There's a lot to be said for hearing someone's story and journey with cancer. It makes me a more humble person and makes me not take my health and abilities for granted. There's a lot to be said for being a part of a supportive community. This is not the same thing -  but in my weekly workout group I have found support from people that has made me a stronger person, therefore in the same thread, Mom has found a lot of support with family and friends and her church and that has meant all the world in her life as an ovarian cancer survivor.

I expect mom to have a very long life, and expect that we will be doing more races together in the future!

Running for Laurie, good friend Lindsay Thul and high school friend Claudine.

Me and mom pre-race.

Mom and Alaina cross the finish line!

Mom and sister Rosemary and sister Carol.

Tuesday, May 3, 2016

Running AGAINST Cancer

This Saturday I'm going to be at the Race for the Cure in Peoria again in honor of my cousin Laurie who is a one-year breast cancer survivor.
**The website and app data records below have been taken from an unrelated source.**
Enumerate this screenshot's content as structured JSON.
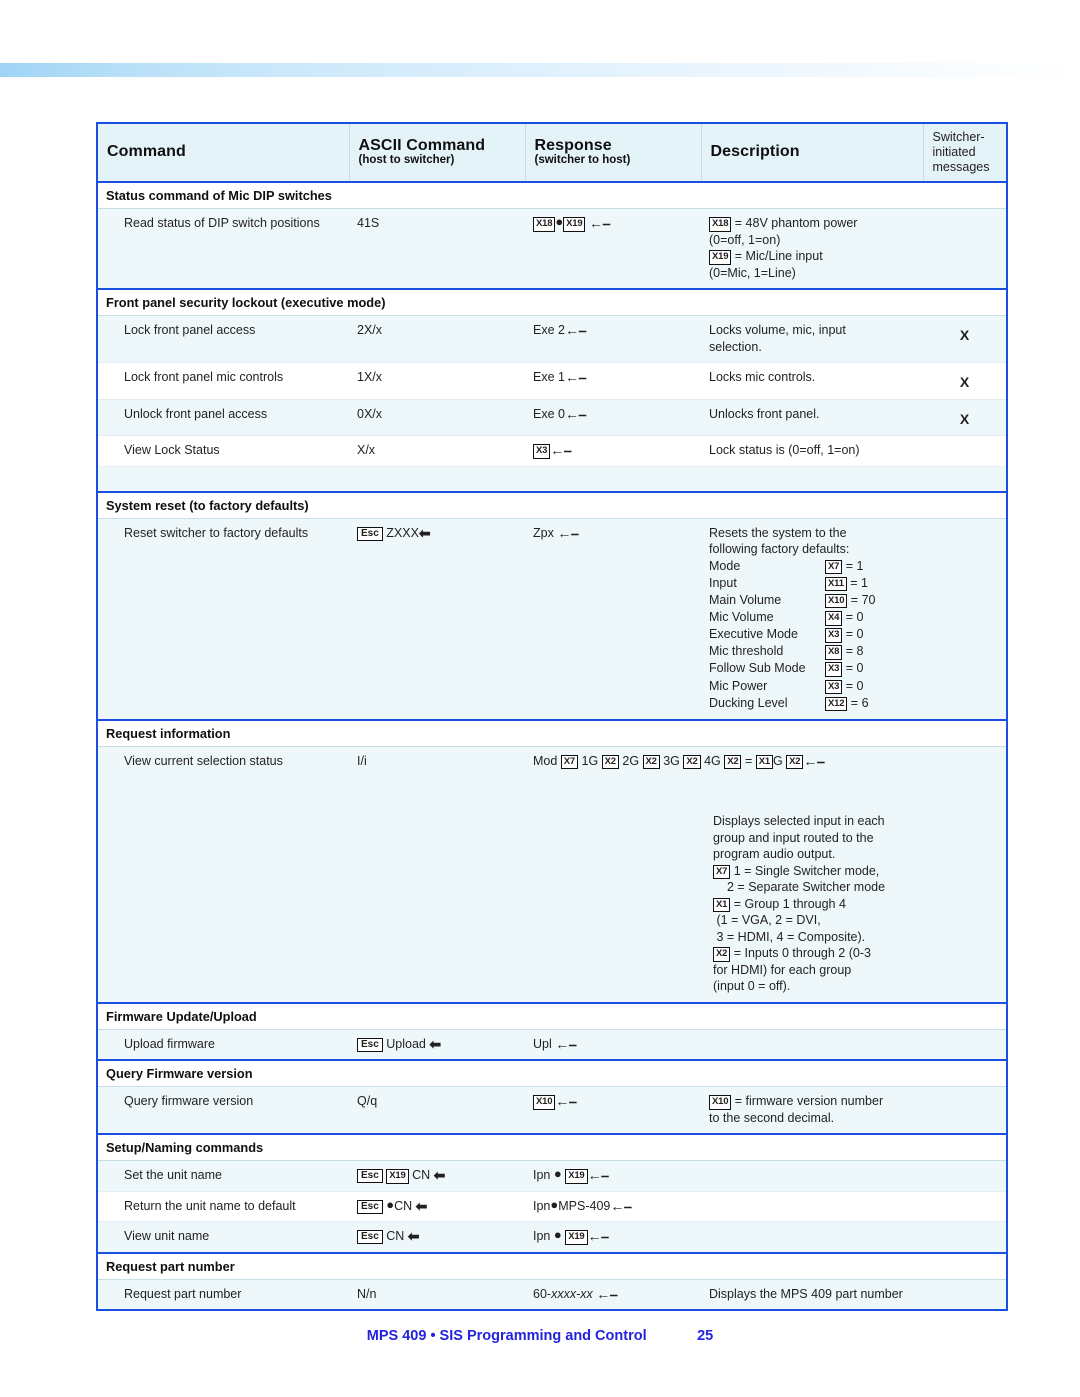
{
  "document": {
    "footer_title": "MPS 409 • SIS Programming and Control",
    "page_number": "25",
    "accent_color": "#1a4fe0",
    "footer_color": "#2323dd",
    "row_tint_color": "#eef8fa",
    "header_fill_color": "#e3f3f8"
  },
  "table": {
    "headers": {
      "command": "Command",
      "ascii_command": "ASCII Command",
      "ascii_command_sub": "(host to switcher)",
      "response": "Response",
      "response_sub": "(switcher to host)",
      "description": "Description",
      "switcher_initiated_l1": "Switcher-",
      "switcher_initiated_l2": "initiated",
      "switcher_initiated_l3": "messages"
    },
    "sections": [
      {
        "title": "Status command of Mic DIP switches",
        "rows": [
          {
            "command": "Read status of DIP switch positions",
            "ascii": "41S",
            "response_parts": [
              "X18",
              "●",
              "X19",
              "↵"
            ],
            "description_lines": [
              "X18 = 48V phantom power",
              "(0=off, 1=on)",
              "X19 = Mic/Line input",
              "(0=Mic, 1=Line)"
            ],
            "switcher_initiated": ""
          }
        ]
      },
      {
        "title": "Front panel security lockout (executive mode)",
        "rows": [
          {
            "command": "Lock front panel access",
            "ascii": "2X/x",
            "response": "Exe 2↵",
            "description_lines": [
              "Locks volume, mic, input",
              "selection."
            ],
            "switcher_initiated": "X"
          },
          {
            "command": "Lock front panel mic controls",
            "ascii": "1X/x",
            "response": "Exe 1↵",
            "description_lines": [
              "Locks mic controls."
            ],
            "switcher_initiated": "X"
          },
          {
            "command": "Unlock front panel access",
            "ascii": "0X/x",
            "response": "Exe 0↵",
            "description_lines": [
              "Unlocks front panel."
            ],
            "switcher_initiated": "X"
          },
          {
            "command": "View Lock Status",
            "ascii": "X/x",
            "response_parts": [
              "X3",
              "↵"
            ],
            "description_lines": [
              "Lock status is (0=off, 1=on)"
            ],
            "switcher_initiated": ""
          }
        ]
      },
      {
        "title": "System reset (to factory defaults)",
        "rows": [
          {
            "command": "Reset switcher to factory defaults",
            "ascii_esc": "Esc",
            "ascii": "ZXXX←",
            "response": "Zpx ↵",
            "description_lines": [
              "Resets the system to the",
              "following factory defaults:"
            ],
            "defaults": [
              {
                "name": "Mode",
                "var": "X7",
                "value": "= 1"
              },
              {
                "name": "Input",
                "var": "X11",
                "value": "= 1"
              },
              {
                "name": "Main Volume",
                "var": "X10",
                "value": "= 70"
              },
              {
                "name": "Mic Volume",
                "var": "X4",
                "value": "= 0"
              },
              {
                "name": "Executive Mode",
                "var": "X3",
                "value": "= 0"
              },
              {
                "name": "Mic threshold",
                "var": "X8",
                "value": "= 8"
              },
              {
                "name": "Follow Sub Mode",
                "var": "X3",
                "value": "= 0"
              },
              {
                "name": "Mic Power",
                "var": "X3",
                "value": "= 0"
              },
              {
                "name": "Ducking Level",
                "var": "X12",
                "value": "= 6"
              }
            ],
            "switcher_initiated": ""
          }
        ]
      },
      {
        "title": "Request information",
        "rows": [
          {
            "command": "View current selection status",
            "ascii": "I/i",
            "response_text": "Mod X7 1G X2 2G X2 3G X2 4G X2 = X1G X2↵",
            "description_lines": [
              "Displays selected input in each",
              "group and input routed to the",
              "program audio output.",
              "X7 1 = Single Switcher mode,",
              "2 = Separate Switcher mode",
              "X1 = Group 1 through 4",
              "(1 = VGA, 2 = DVI,",
              "3 = HDMI, 4 = Composite).",
              "X2 = Inputs 0 through 2 (0-3",
              "for HDMI) for each group",
              "(input 0 = off)."
            ],
            "switcher_initiated": ""
          }
        ]
      },
      {
        "title": "Firmware Update/Upload",
        "rows": [
          {
            "command": "Upload firmware",
            "ascii_esc": "Esc",
            "ascii": "Upload ←",
            "response": "Upl ↵",
            "description_lines": [],
            "switcher_initiated": ""
          }
        ]
      },
      {
        "title": "Query Firmware version",
        "rows": [
          {
            "command": "Query firmware version",
            "ascii": "Q/q",
            "response_parts": [
              "X10",
              "↵"
            ],
            "description_lines": [
              "X10 = firmware version number",
              "to the second decimal."
            ],
            "switcher_initiated": ""
          }
        ]
      },
      {
        "title": "Setup/Naming commands",
        "rows": [
          {
            "command": "Set the unit name",
            "ascii_esc": "Esc",
            "ascii": "X19 CN ←",
            "response": "Ipn ● X19↵",
            "description_lines": [],
            "switcher_initiated": ""
          },
          {
            "command": "Return the unit name to default",
            "ascii_esc": "Esc",
            "ascii": "●CN ←",
            "response": "Ipn●MPS-409↵",
            "description_lines": [],
            "switcher_initiated": ""
          },
          {
            "command": "View unit name",
            "ascii_esc": "Esc",
            "ascii": "CN ←",
            "response": "Ipn ● X19↵",
            "description_lines": [],
            "switcher_initiated": ""
          }
        ]
      },
      {
        "title": "Request part number",
        "rows": [
          {
            "command": "Request part number",
            "ascii": "N/n",
            "response_text": "60-xxxx-xx ↵",
            "description_lines": [
              "Displays the MPS 409 part number"
            ],
            "switcher_initiated": ""
          }
        ]
      }
    ]
  }
}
Her story is one that makes a great campaign for early detection. She found it and got it taken care of right away. Our family formed team McCann Strong to raise money for the cause >>

I will also be running in the Race for the Cure in the Quad Cities coming up on June 11 for one of my best friends daughter, Lindsay, who was just diagnosed a couple of weeks ago with a rare form of aggressive breast cancer. She is only 26 and it is heartbreaking. Read about Lindsay's Journey >>

On June 18 I will be running in the National Ovarian Cancer Coalition Illinois Chapter Break the Silence on Ovarian Cancer 5K with my cousin Heather, an ovarian cancer survivor who is still in the midst of battling her disease. She is fighting hard and that is inspirational to me.

It's ironic that on Mother's Day this year is World Ovarian Cancer day and my mom is a 5 year ovarian cancer survivor. I am running for her as well.

I know I can't take away the pains of cancer, but I can raise money and run to raise money so why not? My two cousins, mom and friends daughter are fighting a battle that I hope I never have to fight myself, and if it takes more money to fund causes, research and medical expenses, then that's why I run. If they are strong enough to fight cancer then I am strong enough to run for them.